### Problem details:
Every record must be copied exactly, except that pictures are dropped.

━━━━━━

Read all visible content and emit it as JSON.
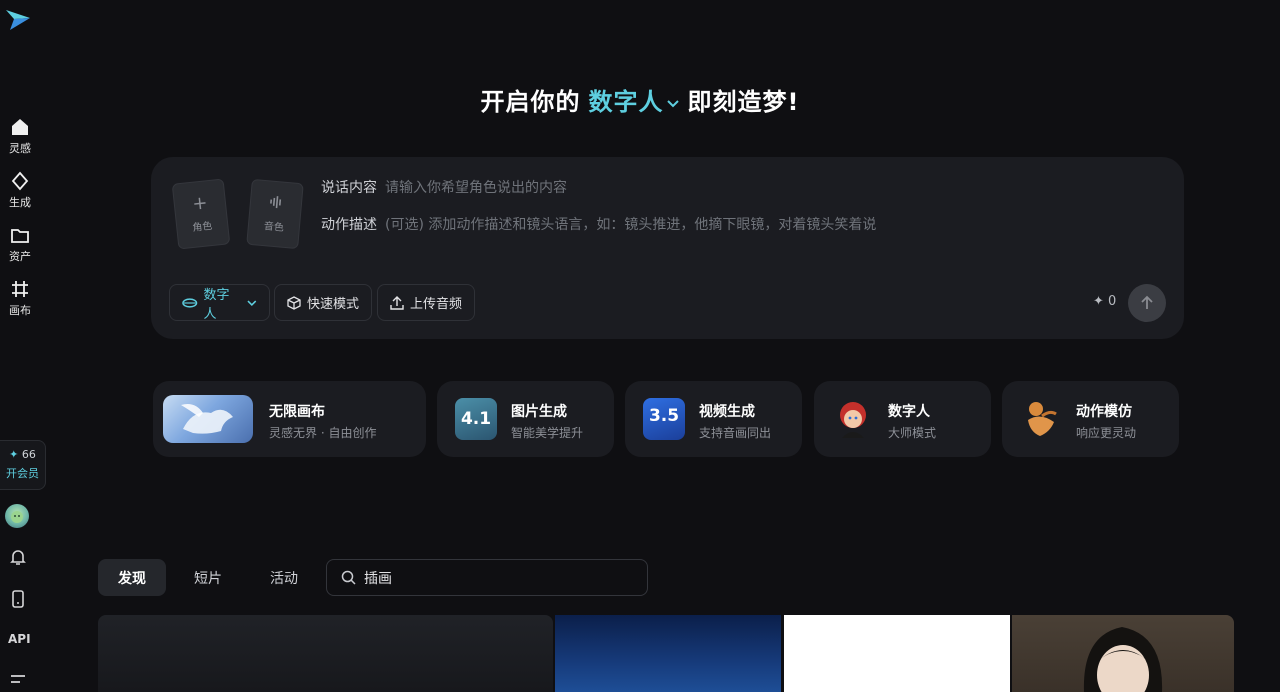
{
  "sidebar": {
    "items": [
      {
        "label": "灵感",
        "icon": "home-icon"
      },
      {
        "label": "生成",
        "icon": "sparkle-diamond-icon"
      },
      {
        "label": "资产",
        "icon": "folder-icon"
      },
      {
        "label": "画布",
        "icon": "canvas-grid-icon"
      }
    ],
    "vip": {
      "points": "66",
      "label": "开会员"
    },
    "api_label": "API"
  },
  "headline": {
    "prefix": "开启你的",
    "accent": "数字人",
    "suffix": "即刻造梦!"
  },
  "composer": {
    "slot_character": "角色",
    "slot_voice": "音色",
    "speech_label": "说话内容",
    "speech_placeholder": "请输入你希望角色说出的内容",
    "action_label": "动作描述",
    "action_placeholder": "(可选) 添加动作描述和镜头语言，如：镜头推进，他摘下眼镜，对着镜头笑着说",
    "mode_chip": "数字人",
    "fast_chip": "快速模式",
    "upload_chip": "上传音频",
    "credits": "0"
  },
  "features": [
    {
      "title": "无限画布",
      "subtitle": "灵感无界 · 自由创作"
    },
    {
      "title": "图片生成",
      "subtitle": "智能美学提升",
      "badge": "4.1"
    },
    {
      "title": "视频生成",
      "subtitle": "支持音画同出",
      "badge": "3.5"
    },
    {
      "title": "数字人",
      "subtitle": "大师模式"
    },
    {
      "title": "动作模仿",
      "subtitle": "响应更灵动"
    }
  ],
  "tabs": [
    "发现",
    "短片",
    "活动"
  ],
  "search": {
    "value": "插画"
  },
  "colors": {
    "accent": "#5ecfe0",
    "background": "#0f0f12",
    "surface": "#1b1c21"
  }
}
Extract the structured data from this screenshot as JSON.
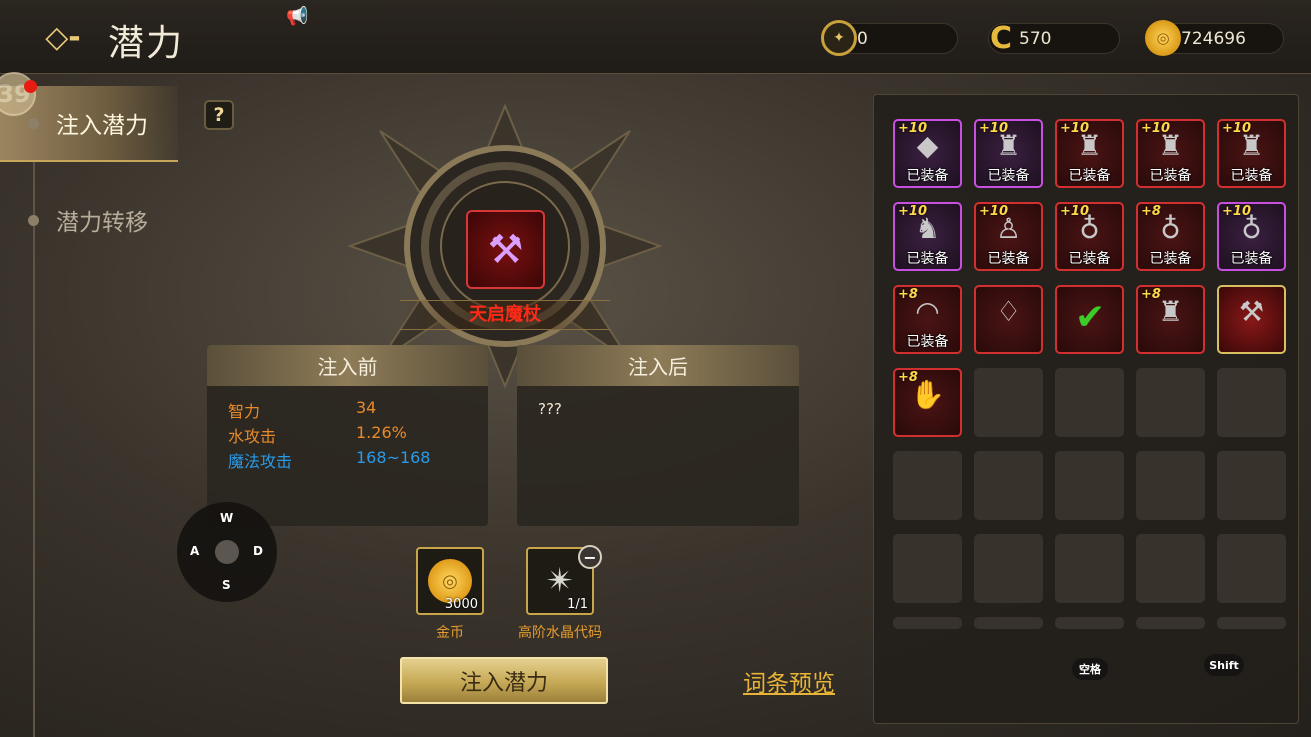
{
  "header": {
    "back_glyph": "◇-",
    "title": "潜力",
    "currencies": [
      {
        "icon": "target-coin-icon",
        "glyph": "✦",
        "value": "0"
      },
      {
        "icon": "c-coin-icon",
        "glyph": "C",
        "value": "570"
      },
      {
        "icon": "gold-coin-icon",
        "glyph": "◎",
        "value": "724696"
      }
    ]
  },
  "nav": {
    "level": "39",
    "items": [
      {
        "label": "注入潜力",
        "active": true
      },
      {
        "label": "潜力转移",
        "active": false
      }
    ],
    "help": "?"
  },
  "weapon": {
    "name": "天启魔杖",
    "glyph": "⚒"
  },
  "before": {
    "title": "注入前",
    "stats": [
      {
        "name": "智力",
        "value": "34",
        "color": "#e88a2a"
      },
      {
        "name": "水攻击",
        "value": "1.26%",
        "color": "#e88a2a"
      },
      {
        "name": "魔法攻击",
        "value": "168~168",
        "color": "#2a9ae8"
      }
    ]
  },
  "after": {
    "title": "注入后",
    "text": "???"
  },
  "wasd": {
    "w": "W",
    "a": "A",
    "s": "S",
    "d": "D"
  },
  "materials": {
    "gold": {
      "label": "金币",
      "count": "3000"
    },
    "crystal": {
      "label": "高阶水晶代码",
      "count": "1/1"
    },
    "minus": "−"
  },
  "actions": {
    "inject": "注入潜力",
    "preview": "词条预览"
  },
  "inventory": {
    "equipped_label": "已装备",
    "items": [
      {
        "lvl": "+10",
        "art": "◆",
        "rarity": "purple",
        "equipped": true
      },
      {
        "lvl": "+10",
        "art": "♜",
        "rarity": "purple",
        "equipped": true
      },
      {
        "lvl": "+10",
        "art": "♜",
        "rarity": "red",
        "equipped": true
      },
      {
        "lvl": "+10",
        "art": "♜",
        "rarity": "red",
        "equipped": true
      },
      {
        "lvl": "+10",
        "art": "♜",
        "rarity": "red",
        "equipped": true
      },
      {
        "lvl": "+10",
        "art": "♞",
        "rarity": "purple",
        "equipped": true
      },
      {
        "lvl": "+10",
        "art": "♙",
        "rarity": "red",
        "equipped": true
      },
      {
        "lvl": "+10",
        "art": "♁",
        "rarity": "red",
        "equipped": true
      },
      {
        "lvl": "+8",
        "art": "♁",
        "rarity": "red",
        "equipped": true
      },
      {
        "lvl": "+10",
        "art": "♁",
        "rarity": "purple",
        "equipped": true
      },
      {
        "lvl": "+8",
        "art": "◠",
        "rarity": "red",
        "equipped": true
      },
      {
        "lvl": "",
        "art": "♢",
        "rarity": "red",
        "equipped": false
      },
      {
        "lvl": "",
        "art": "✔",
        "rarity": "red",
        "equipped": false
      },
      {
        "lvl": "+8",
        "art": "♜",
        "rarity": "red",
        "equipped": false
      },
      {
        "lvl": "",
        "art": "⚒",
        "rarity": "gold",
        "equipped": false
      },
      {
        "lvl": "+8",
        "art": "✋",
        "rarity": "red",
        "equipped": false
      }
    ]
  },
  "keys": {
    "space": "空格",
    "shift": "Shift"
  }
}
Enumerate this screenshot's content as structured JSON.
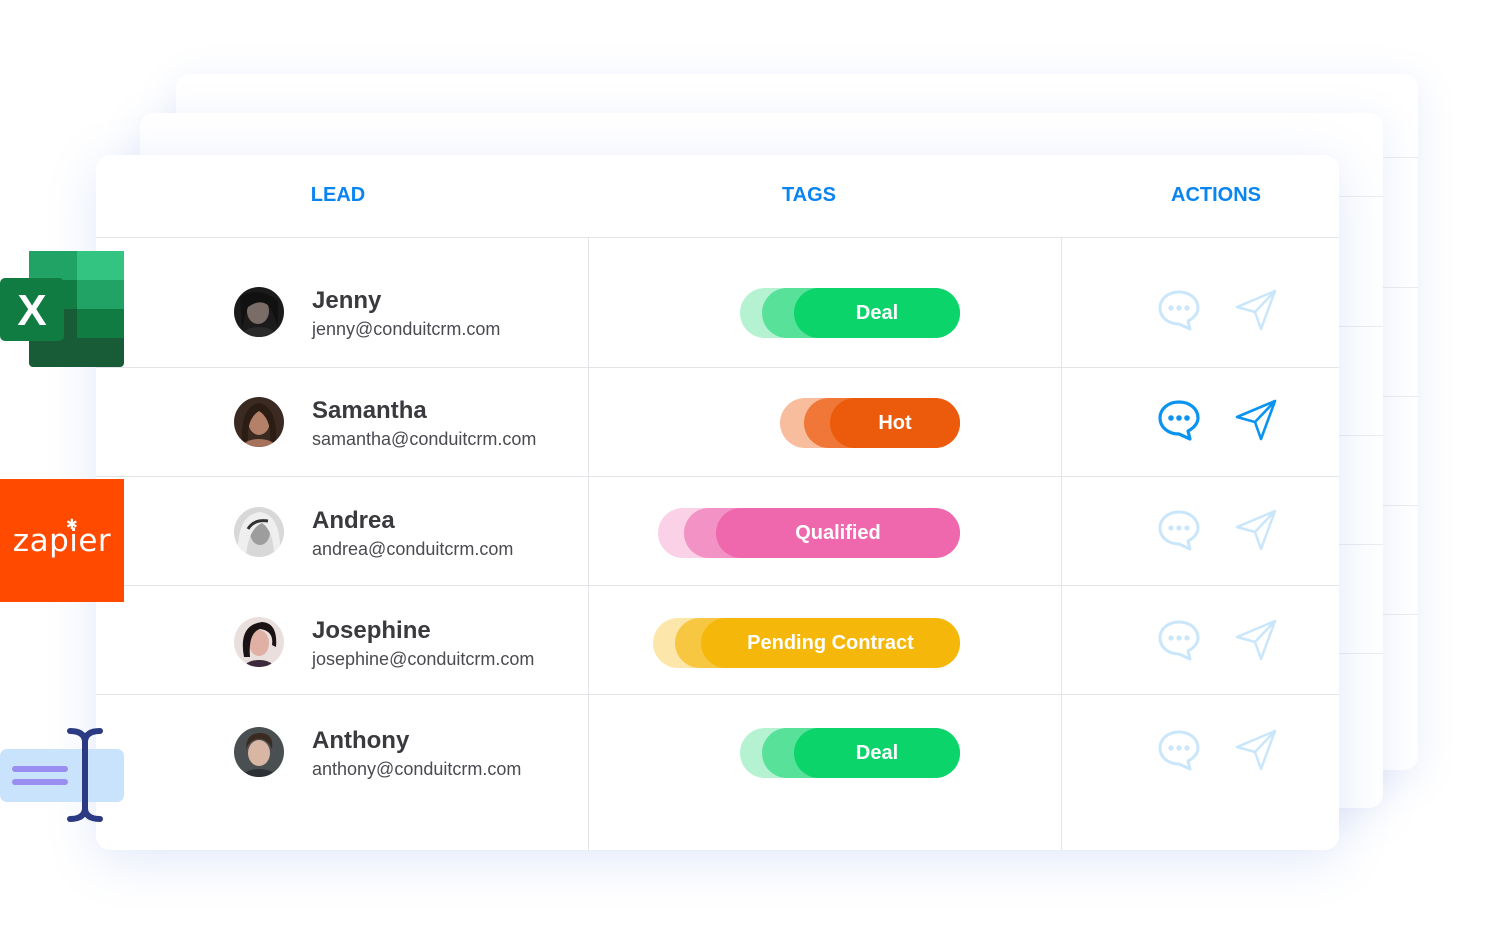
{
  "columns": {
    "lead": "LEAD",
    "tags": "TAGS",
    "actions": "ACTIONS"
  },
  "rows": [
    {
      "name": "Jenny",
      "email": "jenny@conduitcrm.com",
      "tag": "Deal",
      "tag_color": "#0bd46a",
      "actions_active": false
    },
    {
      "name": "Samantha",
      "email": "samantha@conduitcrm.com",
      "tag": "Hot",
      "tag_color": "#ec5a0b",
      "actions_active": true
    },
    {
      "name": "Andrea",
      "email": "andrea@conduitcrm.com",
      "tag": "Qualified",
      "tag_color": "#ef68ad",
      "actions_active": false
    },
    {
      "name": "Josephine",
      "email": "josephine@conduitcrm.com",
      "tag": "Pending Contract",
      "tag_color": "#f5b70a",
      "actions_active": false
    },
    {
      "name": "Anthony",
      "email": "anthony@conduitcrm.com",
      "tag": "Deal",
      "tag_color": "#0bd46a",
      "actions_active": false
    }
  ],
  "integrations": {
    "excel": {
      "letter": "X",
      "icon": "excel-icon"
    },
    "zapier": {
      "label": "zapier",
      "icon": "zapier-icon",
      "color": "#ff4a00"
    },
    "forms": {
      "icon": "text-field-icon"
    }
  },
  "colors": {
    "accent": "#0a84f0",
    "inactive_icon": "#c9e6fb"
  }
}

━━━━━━

### Completed exercise:
Read all visible content and emit it as JSON.
{
  "sidebar": {
    "items": [
      {
        "label": "灵感",
        "icon": "home-icon"
      },
      {
        "label": "生成",
        "icon": "sparkle-diamond-icon"
      },
      {
        "label": "资产",
        "icon": "folder-icon"
      },
      {
        "label": "画布",
        "icon": "canvas-grid-icon"
      }
    ],
    "vip": {
      "points": "66",
      "label": "开会员"
    },
    "api_label": "API"
  },
  "headline": {
    "prefix": "开启你的",
    "accent": "数字人",
    "suffix": "即刻造梦!"
  },
  "composer": {
    "slot_character": "角色",
    "slot_voice": "音色",
    "speech_label": "说话内容",
    "speech_placeholder": "请输入你希望角色说出的内容",
    "action_label": "动作描述",
    "action_placeholder": "(可选) 添加动作描述和镜头语言，如：镜头推进，他摘下眼镜，对着镜头笑着说",
    "mode_chip": "数字人",
    "fast_chip": "快速模式",
    "upload_chip": "上传音频",
    "credits": "0"
  },
  "features": [
    {
      "title": "无限画布",
      "subtitle": "灵感无界 · 自由创作"
    },
    {
      "title": "图片生成",
      "subtitle": "智能美学提升",
      "badge": "4.1"
    },
    {
      "title": "视频生成",
      "subtitle": "支持音画同出",
      "badge": "3.5"
    },
    {
      "title": "数字人",
      "subtitle": "大师模式"
    },
    {
      "title": "动作模仿",
      "subtitle": "响应更灵动"
    }
  ],
  "tabs": [
    "发现",
    "短片",
    "活动"
  ],
  "search": {
    "value": "插画"
  },
  "colors": {
    "accent": "#5ecfe0",
    "background": "#0f0f12",
    "surface": "#1b1c21"
  }
}
Extract the structured data from this screenshot as JSON.
{
  "header": {
    "back_glyph": "◇-",
    "title": "潜力",
    "currencies": [
      {
        "icon": "target-coin-icon",
        "glyph": "✦",
        "value": "0"
      },
      {
        "icon": "c-coin-icon",
        "glyph": "C",
        "value": "570"
      },
      {
        "icon": "gold-coin-icon",
        "glyph": "◎",
        "value": "724696"
      }
    ]
  },
  "nav": {
    "level": "39",
    "items": [
      {
        "label": "注入潜力",
        "active": true
      },
      {
        "label": "潜力转移",
        "active": false
      }
    ],
    "help": "?"
  },
  "weapon": {
    "name": "天启魔杖",
    "glyph": "⚒"
  },
  "before": {
    "title": "注入前",
    "stats": [
      {
        "name": "智力",
        "value": "34",
        "color": "#e88a2a"
      },
      {
        "name": "水攻击",
        "value": "1.26%",
        "color": "#e88a2a"
      },
      {
        "name": "魔法攻击",
        "value": "168~168",
        "color": "#2a9ae8"
      }
    ]
  },
  "after": {
    "title": "注入后",
    "text": "???"
  },
  "wasd": {
    "w": "W",
    "a": "A",
    "s": "S",
    "d": "D"
  },
  "materials": {
    "gold": {
      "label": "金币",
      "count": "3000"
    },
    "crystal": {
      "label": "高阶水晶代码",
      "count": "1/1"
    },
    "minus": "−"
  },
  "actions": {
    "inject": "注入潜力",
    "preview": "词条预览"
  },
  "inventory": {
    "equipped_label": "已装备",
    "items": [
      {
        "lvl": "+10",
        "art": "◆",
        "rarity": "purple",
        "equipped": true
      },
      {
        "lvl": "+10",
        "art": "♜",
        "rarity": "purple",
        "equipped": true
      },
      {
        "lvl": "+10",
        "art": "♜",
        "rarity": "red",
        "equipped": true
      },
      {
        "lvl": "+10",
        "art": "♜",
        "rarity": "red",
        "equipped": true
      },
      {
        "lvl": "+10",
        "art": "♜",
        "rarity": "red",
        "equipped": true
      },
      {
        "lvl": "+10",
        "art": "♞",
        "rarity": "purple",
        "equipped": true
      },
      {
        "lvl": "+10",
        "art": "♙",
        "rarity": "red",
        "equipped": true
      },
      {
        "lvl": "+10",
        "art": "♁",
        "rarity": "red",
        "equipped": true
      },
      {
        "lvl": "+8",
        "art": "♁",
        "rarity": "red",
        "equipped": true
      },
      {
        "lvl": "+10",
        "art": "♁",
        "rarity": "purple",
        "equipped": true
      },
      {
        "lvl": "+8",
        "art": "◠",
        "rarity": "red",
        "equipped": true
      },
      {
        "lvl": "",
        "art": "♢",
        "rarity": "red",
        "equipped": false
      },
      {
        "lvl": "",
        "art": "✔",
        "rarity": "red",
        "equipped": false
      },
      {
        "lvl": "+8",
        "art": "♜",
        "rarity": "red",
        "equipped": false
      },
      {
        "lvl": "",
        "art": "⚒",
        "rarity": "gold",
        "equipped": false
      },
      {
        "lvl": "+8",
        "art": "✋",
        "rarity": "red",
        "equipped": false
      }
    ]
  },
  "keys": {
    "space": "空格",
    "shift": "Shift"
  }
}
Enumerate this screenshot's content as structured JSON.
{
  "columns": {
    "lead": "LEAD",
    "tags": "TAGS",
    "actions": "ACTIONS"
  },
  "rows": [
    {
      "name": "Jenny",
      "email": "jenny@conduitcrm.com",
      "tag": "Deal",
      "tag_color": "#0bd46a",
      "actions_active": false
    },
    {
      "name": "Samantha",
      "email": "samantha@conduitcrm.com",
      "tag": "Hot",
      "tag_color": "#ec5a0b",
      "actions_active": true
    },
    {
      "name": "Andrea",
      "email": "andrea@conduitcrm.com",
      "tag": "Qualified",
      "tag_color": "#ef68ad",
      "actions_active": false
    },
    {
      "name": "Josephine",
      "email": "josephine@conduitcrm.com",
      "tag": "Pending Contract",
      "tag_color": "#f5b70a",
      "actions_active": false
    },
    {
      "name": "Anthony",
      "email": "anthony@conduitcrm.com",
      "tag": "Deal",
      "tag_color": "#0bd46a",
      "actions_active": false
    }
  ],
  "integrations": {
    "excel": {
      "letter": "X",
      "icon": "excel-icon"
    },
    "zapier": {
      "label": "zapier",
      "icon": "zapier-icon",
      "color": "#ff4a00"
    },
    "forms": {
      "icon": "text-field-icon"
    }
  },
  "colors": {
    "accent": "#0a84f0",
    "inactive_icon": "#c9e6fb"
  }
}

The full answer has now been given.